RHS judging panels for flower shows should include non-horticulturists to open up a process seen as arcane and secretive, leading designer Tom Stuart-Smith has said.
Speaking at an RHS conference on Monday examining plans to change judging techniques, the multiple Chelsea gold award winner said: "An external perspective is important because people think that decisions are made that are not accountable in the wider sphere.
"I feel strongly that the RHS should consider one or two people with outside views - for example, architect Richard Rogers or a furniture designer. It needs to be someone who has the guts to say 'this may be great horticulture but it's a crap design'."
The debate at Lawrence Hall, Pimlico, was part of a review of the judging system for RHS show gardens. This was launched last November and followed mounting criticism that the process was complicated, confusing and opaque (HW, 9 December 2011).
RHS president Elizabeth Banks said: "This review of judging is about the RHS being a bit more open and a bit more transparent.
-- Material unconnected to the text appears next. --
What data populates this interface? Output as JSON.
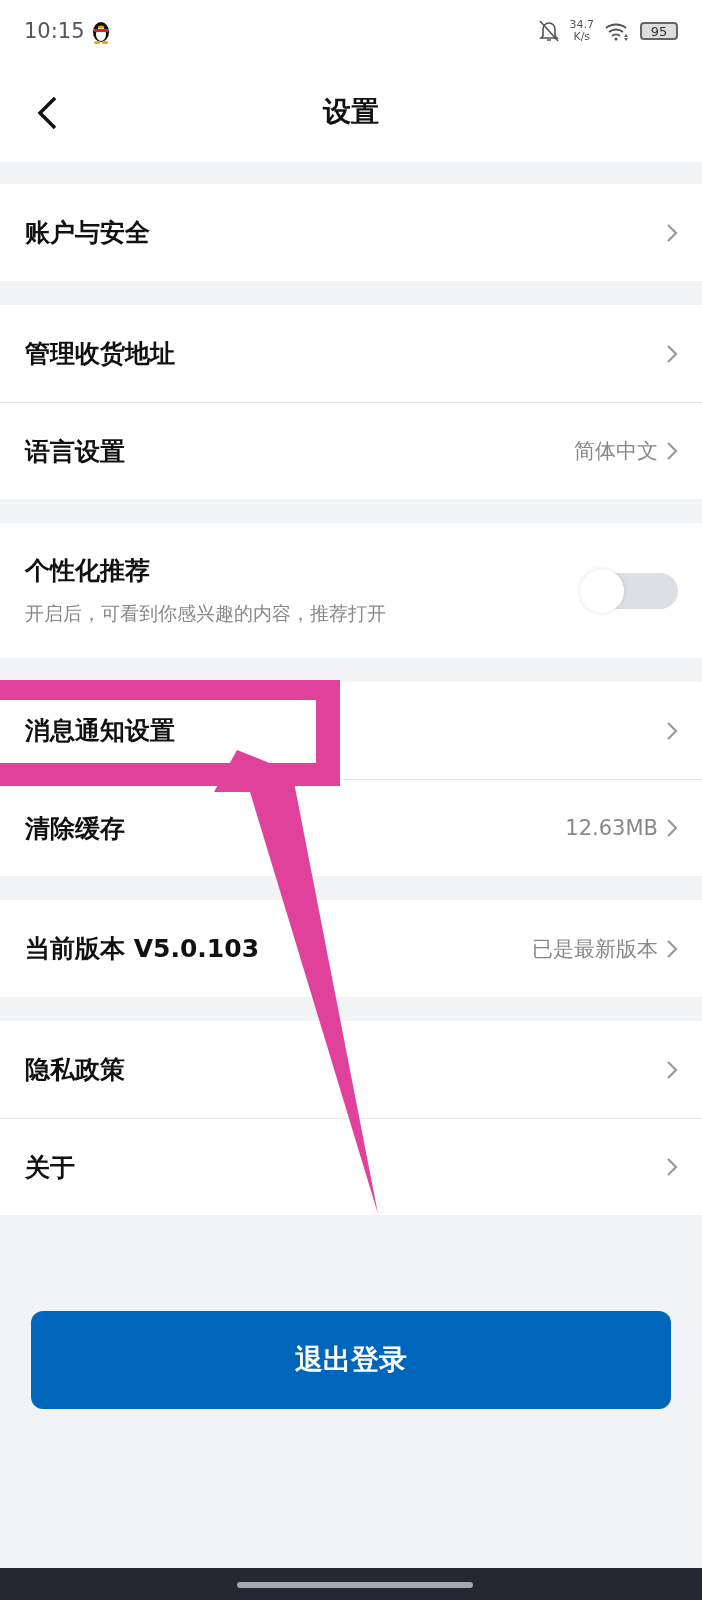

We want everyone to have a better understanding of the process and that's why we are looking at changes."
A review panel, including Hillier Nurseries chairman Robert Hillier and celebrity designer James Alexander-Sinclair, is looking at every aspect of judging - from garden selection for shows to the award of medals - and is due to report in late March.
Mark Fane, who has won 12 Gold Medals at Chelsea, suggested a "wildcard" element for judging panels similar to the Booker Prize, which drew actors and famous PRs into panels. A noted architect or clothes designer would add "real gravitas", he said.
But Bob Sweet, who sits on the review panel, said the RHS needed total confidence in the skills of the judging panel. There had to be an agreed methodology and level of expertise to ensure that everyone was "singing off the same song sheet".
Sweet also urged caution on a "groundswell of opinion" that judges from nations such as the USA and Japan should be invited to join panels in response to a suggestion from garden designer Robert Myers.
"It would be a healthy addition to the current mix of judges and they wouldn't necessarily have to have a vote," said Myers. "Someone like Philippe Starck would bring in a fresh perspective."
But designer Julian Dowle said: "I have judged with people with incredible bias and ignorance. The standard of judging in this country is way above that of elsewhere."
RHS director-general Sue Biggs said: "RHS medals are the highest accolades in horticulture - even more reason never to be complacent and to ensure that standards are the best and most valued in the world. This review is not revolution, it's evolution."
The review panel will make a final decision on changes by the end of March.
Senior RHS judge Andrew Wilson defended the way that medals are awarded in response to criticism that the current system of scoring points is arbitrary.
"Criteria for assessment and judging are published," he said. "We work through the criteria and debate - it's not simply a case of saying 'let's give this one a seven'.
"The job of assessors is to ensure that there is full discussion. There is no railroading. It's about open views and that runs through the process so when we arrive at a final percentage we can say it equates to a Silver Gilt or a Gold."
Wilson disagreed with suggestions that the current system lacked transparency for using an empirical scoring system for something as emotional as judging garden design.
"That's too simplistic," he said. "There's a mix, not a division. One feeds into the other. It is not a separate or different process."
RHS flower shows - Garden judging review panel
Robert Hillier, panel chair, vice-president, RHS
Elizabeth Banks, president, RHS
Sue Biggs, director-general, RHS
Stephen Bennett, director of shows, RHS
Sir Anthony May, judge, non-council member
James Alexander-Sinclair, council member, RHS
Roger Platts, nurseryman, non-council member
Bob Sweet, head of shows development, RHS
Katie Shelmerdine, internal auditor, RHS